*** Opening of DATA SECTION ***

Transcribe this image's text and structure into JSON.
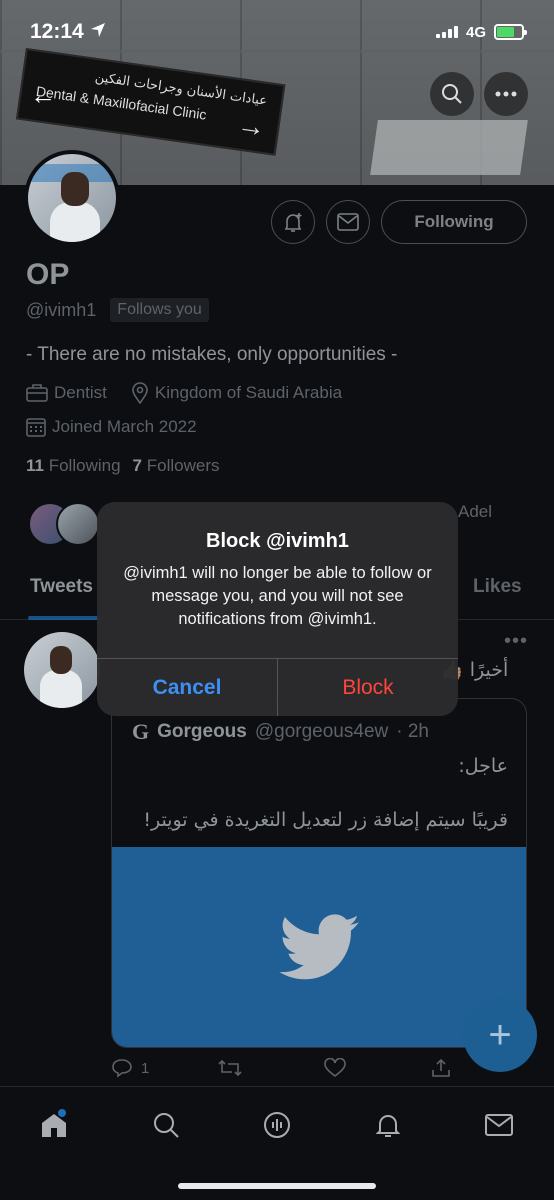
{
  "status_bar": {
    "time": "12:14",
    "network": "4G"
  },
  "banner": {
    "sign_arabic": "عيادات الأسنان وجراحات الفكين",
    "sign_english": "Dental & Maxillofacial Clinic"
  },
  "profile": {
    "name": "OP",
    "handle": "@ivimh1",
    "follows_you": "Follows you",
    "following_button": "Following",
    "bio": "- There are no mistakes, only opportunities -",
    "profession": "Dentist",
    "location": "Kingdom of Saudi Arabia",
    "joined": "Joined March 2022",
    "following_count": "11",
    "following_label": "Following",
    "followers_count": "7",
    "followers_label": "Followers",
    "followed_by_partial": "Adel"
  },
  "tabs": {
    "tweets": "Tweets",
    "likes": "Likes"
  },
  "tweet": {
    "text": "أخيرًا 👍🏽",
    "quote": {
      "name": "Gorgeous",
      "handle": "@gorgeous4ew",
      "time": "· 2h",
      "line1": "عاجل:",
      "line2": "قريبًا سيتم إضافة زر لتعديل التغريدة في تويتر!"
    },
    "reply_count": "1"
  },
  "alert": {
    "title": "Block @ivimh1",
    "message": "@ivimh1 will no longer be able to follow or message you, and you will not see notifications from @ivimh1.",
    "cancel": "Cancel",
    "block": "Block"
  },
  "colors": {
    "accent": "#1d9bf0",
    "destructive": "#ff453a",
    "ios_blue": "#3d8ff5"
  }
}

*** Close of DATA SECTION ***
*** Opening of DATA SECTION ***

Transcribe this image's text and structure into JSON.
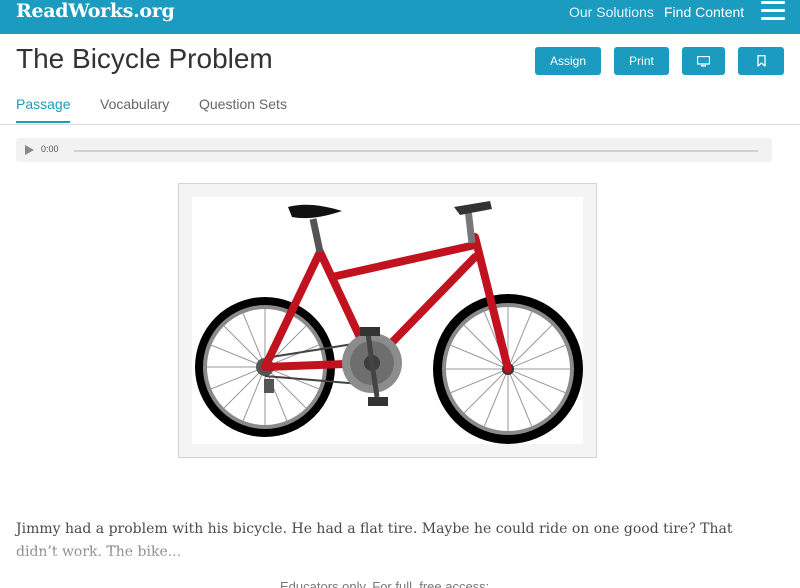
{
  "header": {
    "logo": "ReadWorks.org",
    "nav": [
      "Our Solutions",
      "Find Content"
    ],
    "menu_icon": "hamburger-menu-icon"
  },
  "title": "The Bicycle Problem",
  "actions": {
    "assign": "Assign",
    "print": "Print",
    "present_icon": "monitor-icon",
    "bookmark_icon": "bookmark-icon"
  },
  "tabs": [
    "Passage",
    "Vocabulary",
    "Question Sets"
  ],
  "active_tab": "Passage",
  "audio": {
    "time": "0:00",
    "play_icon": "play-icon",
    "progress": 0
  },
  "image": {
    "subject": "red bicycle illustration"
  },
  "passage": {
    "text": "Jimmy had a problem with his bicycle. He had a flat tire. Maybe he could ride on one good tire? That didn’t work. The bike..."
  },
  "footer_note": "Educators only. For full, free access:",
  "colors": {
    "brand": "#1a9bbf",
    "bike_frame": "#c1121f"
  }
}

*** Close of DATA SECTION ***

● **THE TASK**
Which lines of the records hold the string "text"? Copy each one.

● **SOLUTION**
Transcribe this image's text and structure into JSON.
    "text": "أخيرًا 👍🏽",
Transcribe this image's text and structure into JSON.
    "text": "Jimmy had a problem with his bicycle. He had a flat tire. Maybe he could ride on one good tire? That didn’t work. The bike..."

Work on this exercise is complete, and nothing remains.